START MATERIAL PROVIDED

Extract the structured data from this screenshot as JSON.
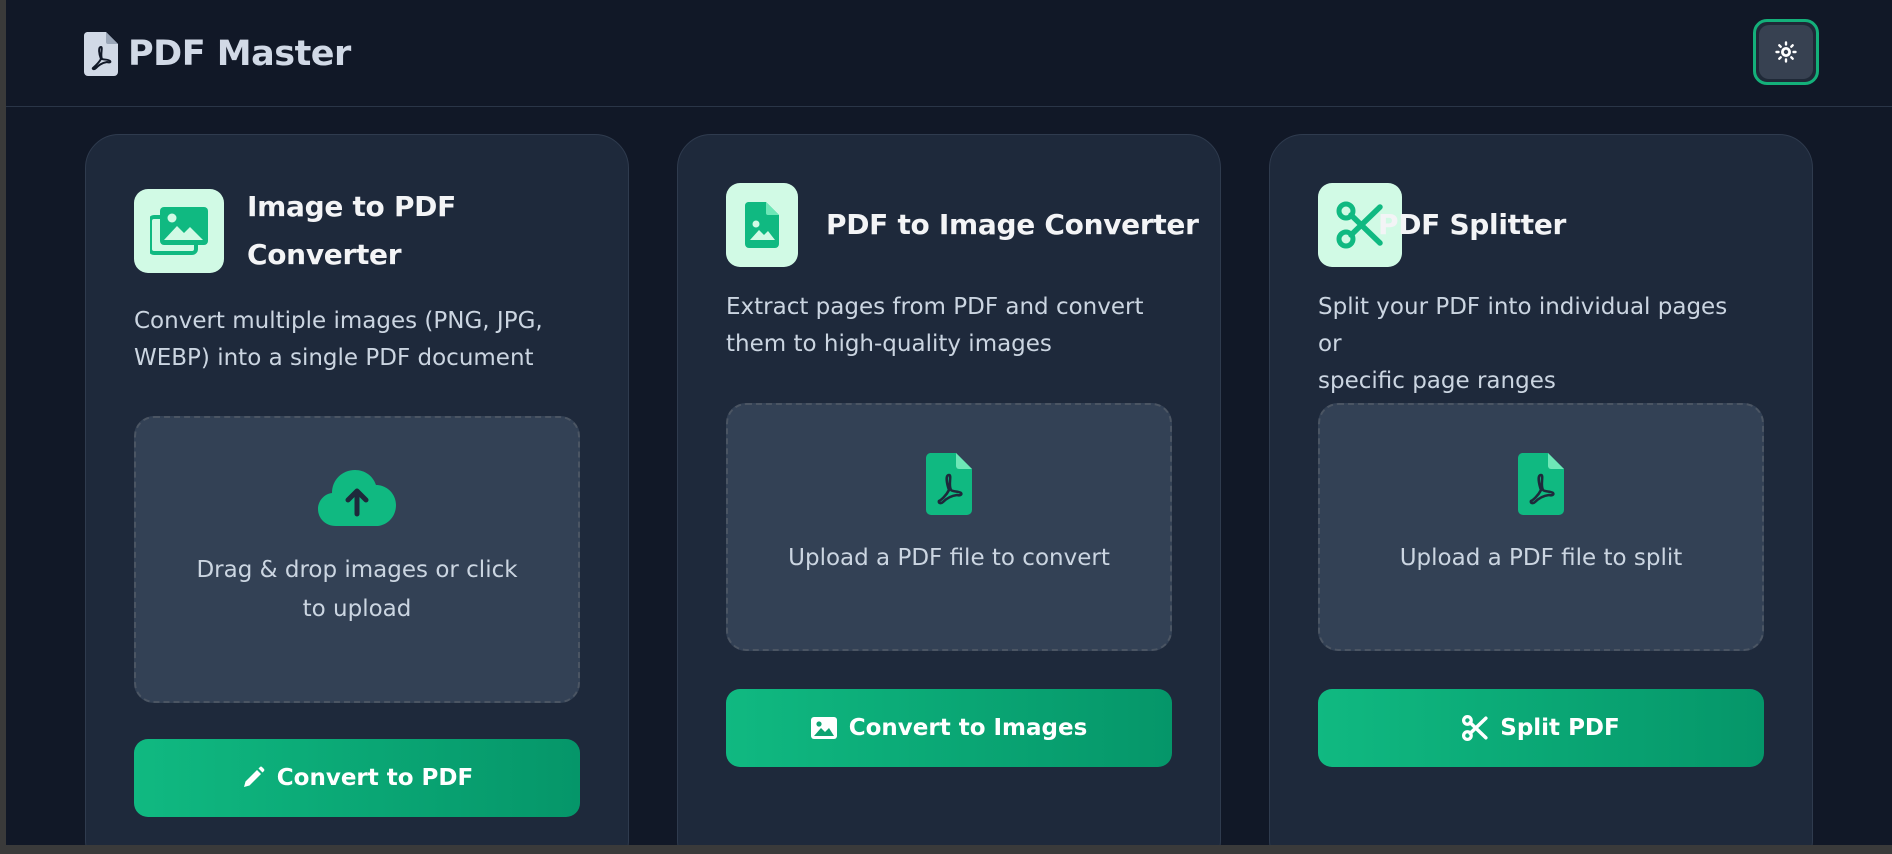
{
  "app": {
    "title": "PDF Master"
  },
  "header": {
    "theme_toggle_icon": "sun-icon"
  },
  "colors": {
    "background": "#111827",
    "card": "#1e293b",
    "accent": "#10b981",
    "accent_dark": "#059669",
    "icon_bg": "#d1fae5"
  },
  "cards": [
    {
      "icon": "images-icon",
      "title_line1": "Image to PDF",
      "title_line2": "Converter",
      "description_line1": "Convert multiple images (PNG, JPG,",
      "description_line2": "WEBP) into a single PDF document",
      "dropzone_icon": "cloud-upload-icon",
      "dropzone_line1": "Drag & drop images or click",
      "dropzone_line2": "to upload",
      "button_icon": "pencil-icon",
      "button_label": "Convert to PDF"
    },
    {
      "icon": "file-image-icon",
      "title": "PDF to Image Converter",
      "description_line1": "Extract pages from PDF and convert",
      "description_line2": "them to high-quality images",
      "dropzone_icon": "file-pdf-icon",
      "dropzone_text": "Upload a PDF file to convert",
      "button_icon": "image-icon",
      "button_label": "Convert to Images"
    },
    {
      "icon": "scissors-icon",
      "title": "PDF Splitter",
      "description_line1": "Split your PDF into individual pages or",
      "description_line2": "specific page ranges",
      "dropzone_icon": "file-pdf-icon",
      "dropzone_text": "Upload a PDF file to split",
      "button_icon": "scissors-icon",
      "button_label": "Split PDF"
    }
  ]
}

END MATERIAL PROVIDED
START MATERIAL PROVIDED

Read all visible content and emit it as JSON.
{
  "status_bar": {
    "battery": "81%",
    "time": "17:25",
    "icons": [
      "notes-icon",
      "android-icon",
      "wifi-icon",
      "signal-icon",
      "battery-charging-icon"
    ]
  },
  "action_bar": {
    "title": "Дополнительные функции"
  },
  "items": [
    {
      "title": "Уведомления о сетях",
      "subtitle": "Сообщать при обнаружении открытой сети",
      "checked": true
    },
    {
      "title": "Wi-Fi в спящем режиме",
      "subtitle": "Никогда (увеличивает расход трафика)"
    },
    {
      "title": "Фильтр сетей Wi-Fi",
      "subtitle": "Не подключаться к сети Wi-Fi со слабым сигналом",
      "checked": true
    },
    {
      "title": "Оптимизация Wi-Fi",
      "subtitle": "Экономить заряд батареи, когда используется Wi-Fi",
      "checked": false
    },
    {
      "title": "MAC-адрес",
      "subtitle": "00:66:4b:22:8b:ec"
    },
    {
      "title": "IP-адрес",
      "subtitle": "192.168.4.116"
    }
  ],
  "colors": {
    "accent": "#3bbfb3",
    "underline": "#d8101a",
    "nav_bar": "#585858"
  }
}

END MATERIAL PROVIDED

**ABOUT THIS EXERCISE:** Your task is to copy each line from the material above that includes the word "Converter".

**RESPONSE FOR THIS EXERCISE:**
      "title_line2": "Converter",
      "title": "PDF to Image Converter",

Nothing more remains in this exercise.